%%
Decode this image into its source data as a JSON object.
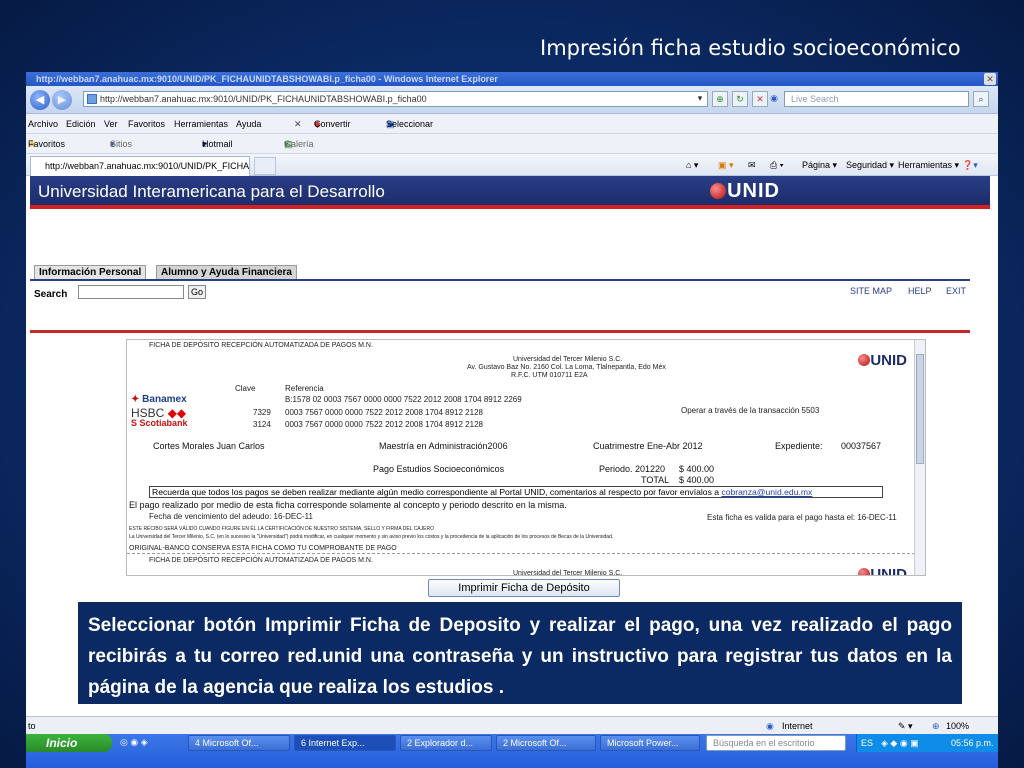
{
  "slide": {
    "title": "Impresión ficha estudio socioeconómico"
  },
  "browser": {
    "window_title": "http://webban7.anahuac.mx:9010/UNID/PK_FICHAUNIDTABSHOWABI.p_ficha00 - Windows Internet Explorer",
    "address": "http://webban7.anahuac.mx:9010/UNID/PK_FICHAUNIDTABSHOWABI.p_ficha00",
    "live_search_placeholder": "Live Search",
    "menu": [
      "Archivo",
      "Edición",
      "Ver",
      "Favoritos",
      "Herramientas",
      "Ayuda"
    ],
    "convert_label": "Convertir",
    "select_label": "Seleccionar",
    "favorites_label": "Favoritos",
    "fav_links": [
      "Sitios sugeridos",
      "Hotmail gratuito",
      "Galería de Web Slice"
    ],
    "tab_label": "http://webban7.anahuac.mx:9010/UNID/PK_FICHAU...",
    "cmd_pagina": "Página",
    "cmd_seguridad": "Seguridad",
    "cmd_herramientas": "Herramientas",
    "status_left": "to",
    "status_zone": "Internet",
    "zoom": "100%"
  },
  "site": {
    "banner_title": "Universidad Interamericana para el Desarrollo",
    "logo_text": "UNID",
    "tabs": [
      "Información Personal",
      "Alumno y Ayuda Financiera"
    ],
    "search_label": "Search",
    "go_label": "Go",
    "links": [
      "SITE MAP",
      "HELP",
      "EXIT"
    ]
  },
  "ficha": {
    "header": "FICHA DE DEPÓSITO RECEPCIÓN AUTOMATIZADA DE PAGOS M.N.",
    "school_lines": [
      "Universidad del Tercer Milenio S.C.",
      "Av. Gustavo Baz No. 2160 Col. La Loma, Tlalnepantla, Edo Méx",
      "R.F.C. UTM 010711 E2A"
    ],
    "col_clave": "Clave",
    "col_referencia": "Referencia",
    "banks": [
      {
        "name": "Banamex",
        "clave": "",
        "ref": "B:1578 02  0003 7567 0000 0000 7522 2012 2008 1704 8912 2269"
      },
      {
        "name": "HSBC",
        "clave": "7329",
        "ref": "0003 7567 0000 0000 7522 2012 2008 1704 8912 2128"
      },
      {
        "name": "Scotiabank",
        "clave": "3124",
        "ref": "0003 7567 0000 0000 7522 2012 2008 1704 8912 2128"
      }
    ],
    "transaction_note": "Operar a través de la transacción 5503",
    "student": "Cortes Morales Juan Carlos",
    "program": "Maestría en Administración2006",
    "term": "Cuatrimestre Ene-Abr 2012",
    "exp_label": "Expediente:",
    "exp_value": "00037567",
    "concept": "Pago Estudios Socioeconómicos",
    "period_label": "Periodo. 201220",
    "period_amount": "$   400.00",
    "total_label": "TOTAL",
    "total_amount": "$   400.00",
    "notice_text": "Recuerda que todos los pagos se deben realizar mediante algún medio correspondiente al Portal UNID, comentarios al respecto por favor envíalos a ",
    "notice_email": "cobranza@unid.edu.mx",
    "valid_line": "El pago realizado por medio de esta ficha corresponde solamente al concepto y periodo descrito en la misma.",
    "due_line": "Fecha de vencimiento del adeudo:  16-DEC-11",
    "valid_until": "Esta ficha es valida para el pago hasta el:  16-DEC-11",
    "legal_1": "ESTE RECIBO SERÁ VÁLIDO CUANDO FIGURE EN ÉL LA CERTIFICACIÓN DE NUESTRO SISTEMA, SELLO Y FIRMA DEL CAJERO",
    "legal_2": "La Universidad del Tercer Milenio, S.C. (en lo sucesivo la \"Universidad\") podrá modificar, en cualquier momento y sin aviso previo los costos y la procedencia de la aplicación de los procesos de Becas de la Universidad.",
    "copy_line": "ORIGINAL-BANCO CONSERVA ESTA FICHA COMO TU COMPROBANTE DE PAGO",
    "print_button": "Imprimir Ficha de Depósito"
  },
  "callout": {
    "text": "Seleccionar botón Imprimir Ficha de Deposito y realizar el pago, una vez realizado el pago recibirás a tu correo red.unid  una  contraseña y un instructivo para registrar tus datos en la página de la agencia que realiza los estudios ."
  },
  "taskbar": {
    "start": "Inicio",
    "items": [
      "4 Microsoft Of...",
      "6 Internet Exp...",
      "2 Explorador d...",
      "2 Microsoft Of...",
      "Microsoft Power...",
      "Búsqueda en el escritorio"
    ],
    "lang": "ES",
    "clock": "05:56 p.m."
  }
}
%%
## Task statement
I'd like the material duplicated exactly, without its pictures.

## Response for this exercise
Decode this image into its source data as a JSON object.
{
  "slide": {
    "title": "Impresión ficha estudio socioeconómico"
  },
  "browser": {
    "window_title": "http://webban7.anahuac.mx:9010/UNID/PK_FICHAUNIDTABSHOWABI.p_ficha00 - Windows Internet Explorer",
    "address": "http://webban7.anahuac.mx:9010/UNID/PK_FICHAUNIDTABSHOWABI.p_ficha00",
    "live_search_placeholder": "Live Search",
    "menu": [
      "Archivo",
      "Edición",
      "Ver",
      "Favoritos",
      "Herramientas",
      "Ayuda"
    ],
    "convert_label": "Convertir",
    "select_label": "Seleccionar",
    "favorites_label": "Favoritos",
    "fav_links": [
      "Sitios sugeridos",
      "Hotmail gratuito",
      "Galería de Web Slice"
    ],
    "tab_label": "http://webban7.anahuac.mx:9010/UNID/PK_FICHAU...",
    "cmd_pagina": "Página",
    "cmd_seguridad": "Seguridad",
    "cmd_herramientas": "Herramientas",
    "status_left": "to",
    "status_zone": "Internet",
    "zoom": "100%"
  },
  "site": {
    "banner_title": "Universidad Interamericana para el Desarrollo",
    "logo_text": "UNID",
    "tabs": [
      "Información Personal",
      "Alumno y Ayuda Financiera"
    ],
    "search_label": "Search",
    "go_label": "Go",
    "links": [
      "SITE MAP",
      "HELP",
      "EXIT"
    ]
  },
  "ficha": {
    "header": "FICHA DE DEPÓSITO RECEPCIÓN AUTOMATIZADA DE PAGOS M.N.",
    "school_lines": [
      "Universidad del Tercer Milenio S.C.",
      "Av. Gustavo Baz No. 2160 Col. La Loma, Tlalnepantla, Edo Méx",
      "R.F.C. UTM 010711 E2A"
    ],
    "col_clave": "Clave",
    "col_referencia": "Referencia",
    "banks": [
      {
        "name": "Banamex",
        "clave": "",
        "ref": "B:1578 02  0003 7567 0000 0000 7522 2012 2008 1704 8912 2269"
      },
      {
        "name": "HSBC",
        "clave": "7329",
        "ref": "0003 7567 0000 0000 7522 2012 2008 1704 8912 2128"
      },
      {
        "name": "Scotiabank",
        "clave": "3124",
        "ref": "0003 7567 0000 0000 7522 2012 2008 1704 8912 2128"
      }
    ],
    "transaction_note": "Operar a través de la transacción 5503",
    "student": "Cortes Morales Juan Carlos",
    "program": "Maestría en Administración2006",
    "term": "Cuatrimestre Ene-Abr 2012",
    "exp_label": "Expediente:",
    "exp_value": "00037567",
    "concept": "Pago Estudios Socioeconómicos",
    "period_label": "Periodo. 201220",
    "period_amount": "$   400.00",
    "total_label": "TOTAL",
    "total_amount": "$   400.00",
    "notice_text": "Recuerda que todos los pagos se deben realizar mediante algún medio correspondiente al Portal UNID, comentarios al respecto por favor envíalos a ",
    "notice_email": "cobranza@unid.edu.mx",
    "valid_line": "El pago realizado por medio de esta ficha corresponde solamente al concepto y periodo descrito en la misma.",
    "due_line": "Fecha de vencimiento del adeudo:  16-DEC-11",
    "valid_until": "Esta ficha es valida para el pago hasta el:  16-DEC-11",
    "legal_1": "ESTE RECIBO SERÁ VÁLIDO CUANDO FIGURE EN ÉL LA CERTIFICACIÓN DE NUESTRO SISTEMA, SELLO Y FIRMA DEL CAJERO",
    "legal_2": "La Universidad del Tercer Milenio, S.C. (en lo sucesivo la \"Universidad\") podrá modificar, en cualquier momento y sin aviso previo los costos y la procedencia de la aplicación de los procesos de Becas de la Universidad.",
    "copy_line": "ORIGINAL-BANCO CONSERVA ESTA FICHA COMO TU COMPROBANTE DE PAGO",
    "print_button": "Imprimir Ficha de Depósito"
  },
  "callout": {
    "text": "Seleccionar botón Imprimir Ficha de Deposito y realizar el pago, una vez realizado el pago recibirás a tu correo red.unid  una  contraseña y un instructivo para registrar tus datos en la página de la agencia que realiza los estudios ."
  },
  "taskbar": {
    "start": "Inicio",
    "items": [
      "4 Microsoft Of...",
      "6 Internet Exp...",
      "2 Explorador d...",
      "2 Microsoft Of...",
      "Microsoft Power...",
      "Búsqueda en el escritorio"
    ],
    "lang": "ES",
    "clock": "05:56 p.m."
  }
}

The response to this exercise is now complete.